As a storyteller leading the charge of how we view and create personable content, Elise Swopes has solidified a lane of her own making. With her tenacious vision and dedication to her work at the forefront, she is building a brand that not only lives on social media; but helps bring it to life in a way that is inspiring, informative and innovative. She first joined Instagram in 2010 and became a quick study to how the social platform can translate into a viable career as an influencer, storyteller and content creator. Over the years, her passion for learning new skills grew tenfold, leading her to become a self-taught photographer and graphic designer. She has gone on to work with artists such as Jamila Woods, as well as companies such as Adidas and Pandora, expanding her client list with every passing day. As a top-tier creative working to innovate the multimedia landscape of digital media, Swopes has cultivated a powerful following along the way, all while encouraging others to work tirelessly to execute their goals and put ideas into action. Her work has taken her to places such as Tokyo and Dubai, exemplifying with grace how utilizing social media as a tool can open a realm of possibilities.
"When I think about hip hop being involved in whatever brands are creating, I think about culture and inclusivity.
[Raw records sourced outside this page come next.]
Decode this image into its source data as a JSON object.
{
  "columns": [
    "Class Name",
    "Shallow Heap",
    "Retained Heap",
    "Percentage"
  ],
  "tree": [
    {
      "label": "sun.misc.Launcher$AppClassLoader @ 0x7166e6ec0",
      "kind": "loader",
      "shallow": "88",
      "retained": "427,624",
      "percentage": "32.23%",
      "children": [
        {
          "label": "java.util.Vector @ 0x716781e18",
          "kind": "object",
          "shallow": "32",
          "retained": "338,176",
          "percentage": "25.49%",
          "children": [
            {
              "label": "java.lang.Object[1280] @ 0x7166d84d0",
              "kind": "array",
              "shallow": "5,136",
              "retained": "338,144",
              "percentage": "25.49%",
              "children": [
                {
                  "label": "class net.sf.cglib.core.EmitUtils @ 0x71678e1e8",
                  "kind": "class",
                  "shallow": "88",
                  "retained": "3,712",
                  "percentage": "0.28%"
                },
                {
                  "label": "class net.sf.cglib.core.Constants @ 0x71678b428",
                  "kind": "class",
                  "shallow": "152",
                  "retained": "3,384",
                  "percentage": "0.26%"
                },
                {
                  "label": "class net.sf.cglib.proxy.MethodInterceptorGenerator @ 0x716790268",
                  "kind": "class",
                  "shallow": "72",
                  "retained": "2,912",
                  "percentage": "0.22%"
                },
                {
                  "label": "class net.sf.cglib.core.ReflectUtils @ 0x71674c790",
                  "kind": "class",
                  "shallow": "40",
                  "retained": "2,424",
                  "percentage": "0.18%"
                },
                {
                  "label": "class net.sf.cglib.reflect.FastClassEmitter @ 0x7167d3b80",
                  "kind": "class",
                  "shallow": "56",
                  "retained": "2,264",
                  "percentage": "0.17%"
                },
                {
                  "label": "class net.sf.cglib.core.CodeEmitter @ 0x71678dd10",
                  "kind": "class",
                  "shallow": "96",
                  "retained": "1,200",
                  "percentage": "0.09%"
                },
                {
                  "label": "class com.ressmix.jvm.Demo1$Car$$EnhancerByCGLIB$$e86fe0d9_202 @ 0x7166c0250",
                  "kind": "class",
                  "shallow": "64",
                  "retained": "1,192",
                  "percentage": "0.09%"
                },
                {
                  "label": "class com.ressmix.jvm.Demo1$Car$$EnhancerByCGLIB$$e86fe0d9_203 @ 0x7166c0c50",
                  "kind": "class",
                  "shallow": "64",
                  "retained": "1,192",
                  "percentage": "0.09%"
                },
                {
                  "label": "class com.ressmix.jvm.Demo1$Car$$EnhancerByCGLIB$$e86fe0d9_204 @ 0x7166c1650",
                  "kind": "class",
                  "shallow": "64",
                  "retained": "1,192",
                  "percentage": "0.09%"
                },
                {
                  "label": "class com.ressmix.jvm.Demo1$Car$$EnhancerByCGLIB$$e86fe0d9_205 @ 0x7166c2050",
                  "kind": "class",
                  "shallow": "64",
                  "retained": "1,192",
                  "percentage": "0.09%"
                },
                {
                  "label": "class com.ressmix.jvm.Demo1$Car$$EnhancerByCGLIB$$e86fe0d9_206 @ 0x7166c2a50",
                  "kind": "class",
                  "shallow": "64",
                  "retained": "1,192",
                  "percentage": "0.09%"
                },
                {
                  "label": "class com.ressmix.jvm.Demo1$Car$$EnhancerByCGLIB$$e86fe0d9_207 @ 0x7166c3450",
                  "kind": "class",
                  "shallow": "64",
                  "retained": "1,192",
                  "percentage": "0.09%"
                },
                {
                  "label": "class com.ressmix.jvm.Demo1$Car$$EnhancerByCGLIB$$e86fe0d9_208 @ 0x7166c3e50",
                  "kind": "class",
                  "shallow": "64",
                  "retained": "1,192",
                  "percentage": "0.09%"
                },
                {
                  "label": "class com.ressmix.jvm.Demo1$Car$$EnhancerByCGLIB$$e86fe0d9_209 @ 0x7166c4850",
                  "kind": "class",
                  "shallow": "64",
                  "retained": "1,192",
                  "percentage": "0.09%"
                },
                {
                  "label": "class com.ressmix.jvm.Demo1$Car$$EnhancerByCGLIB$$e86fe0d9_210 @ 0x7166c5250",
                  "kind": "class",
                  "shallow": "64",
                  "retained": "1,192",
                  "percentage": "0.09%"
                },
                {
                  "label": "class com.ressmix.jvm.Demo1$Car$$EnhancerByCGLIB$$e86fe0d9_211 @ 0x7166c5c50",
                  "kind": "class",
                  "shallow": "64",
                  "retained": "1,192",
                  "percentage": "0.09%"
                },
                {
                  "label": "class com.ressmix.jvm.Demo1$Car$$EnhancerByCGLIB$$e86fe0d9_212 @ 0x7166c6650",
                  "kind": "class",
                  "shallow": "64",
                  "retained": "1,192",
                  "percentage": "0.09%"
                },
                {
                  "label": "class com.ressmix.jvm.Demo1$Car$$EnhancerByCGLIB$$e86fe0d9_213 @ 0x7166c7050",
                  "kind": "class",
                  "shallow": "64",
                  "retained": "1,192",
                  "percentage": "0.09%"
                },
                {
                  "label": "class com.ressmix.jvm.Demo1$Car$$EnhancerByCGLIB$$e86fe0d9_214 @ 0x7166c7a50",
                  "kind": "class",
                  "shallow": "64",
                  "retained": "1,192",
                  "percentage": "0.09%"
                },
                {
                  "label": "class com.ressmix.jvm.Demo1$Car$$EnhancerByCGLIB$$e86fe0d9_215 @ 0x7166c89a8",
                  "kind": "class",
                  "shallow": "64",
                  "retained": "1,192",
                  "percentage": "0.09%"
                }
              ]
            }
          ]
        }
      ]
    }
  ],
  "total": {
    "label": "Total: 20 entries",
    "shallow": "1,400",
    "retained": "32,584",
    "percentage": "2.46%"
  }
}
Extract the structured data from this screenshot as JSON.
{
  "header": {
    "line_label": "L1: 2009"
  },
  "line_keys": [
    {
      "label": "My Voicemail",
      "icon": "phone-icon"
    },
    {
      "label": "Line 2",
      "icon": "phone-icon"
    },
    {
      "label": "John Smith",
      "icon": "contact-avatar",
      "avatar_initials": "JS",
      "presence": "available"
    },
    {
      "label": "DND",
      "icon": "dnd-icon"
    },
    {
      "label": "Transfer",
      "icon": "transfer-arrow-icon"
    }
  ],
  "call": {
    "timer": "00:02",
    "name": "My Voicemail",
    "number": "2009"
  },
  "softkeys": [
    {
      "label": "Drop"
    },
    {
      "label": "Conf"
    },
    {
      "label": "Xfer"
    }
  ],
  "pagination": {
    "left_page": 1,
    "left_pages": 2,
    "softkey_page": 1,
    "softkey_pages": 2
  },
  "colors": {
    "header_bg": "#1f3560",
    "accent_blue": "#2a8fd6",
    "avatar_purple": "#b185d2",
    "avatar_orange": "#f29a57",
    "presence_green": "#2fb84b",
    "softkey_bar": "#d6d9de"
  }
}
It brings me back a little bit to the early 2000s... there was so much in hip hop and tech culture, especially in commercials for wireless phones and stuff like that. It really reminds me of that time. It's coming back in a more authentic way now. You see commercials with Cardi B. Those are the people that these brands -- and us as people and buyers -- want to see. You don't want to see people you don't connect with. I don't care about Britney Spears. I don't care if Britney Spears is selling a Pepsi. I want to see Cardi B selling a Pepsi because she's going to be like 'okurrr' and that's what I connect to. That is what's real. That's what culture is at this point. We also have to give respect to where the culture comes from. A lot of these execs and these agencies really are full of a lot of white people who don't have a lot of connections to the black culture. When we think about culture, that is black people and people of color. There needs to be an understanding of where that comes from and this is what's happening right now. It needs to be respected at all times."
Lynzie Riebling's uncompromising drive led her to her current position as the VP of Insights + Strategy at REVOLT TV, one she executes with pride, enthusiasm and wisdom. Her multifaceted background lies in uncovering fan insights for companies such as Live Nation/Ticketmaster, as well as working on the agency side for brands such as Google/YouTube, Viacom, NBCU, Nike, Heineken and IKEA. As she draws from her past experiences to identify emerging youth trends and discover new ways to innovate the media landscape, especially as Millennial and Gen Z consumers are shaping the future in live time, her passion lies in keeping a pulse on culture in order to ensure REVOLT TV remains ahead of the curve. Lynzie's hunger and dedication to exploring societal/cultural trends has allowed her to separate herself from the pack and create impactful work along the way, all while helping others to elevate.
"It's not about working for your job, it's about making your job work for you. That's something I think the further you get along in your career, the more you start to realize I'm not just working to live."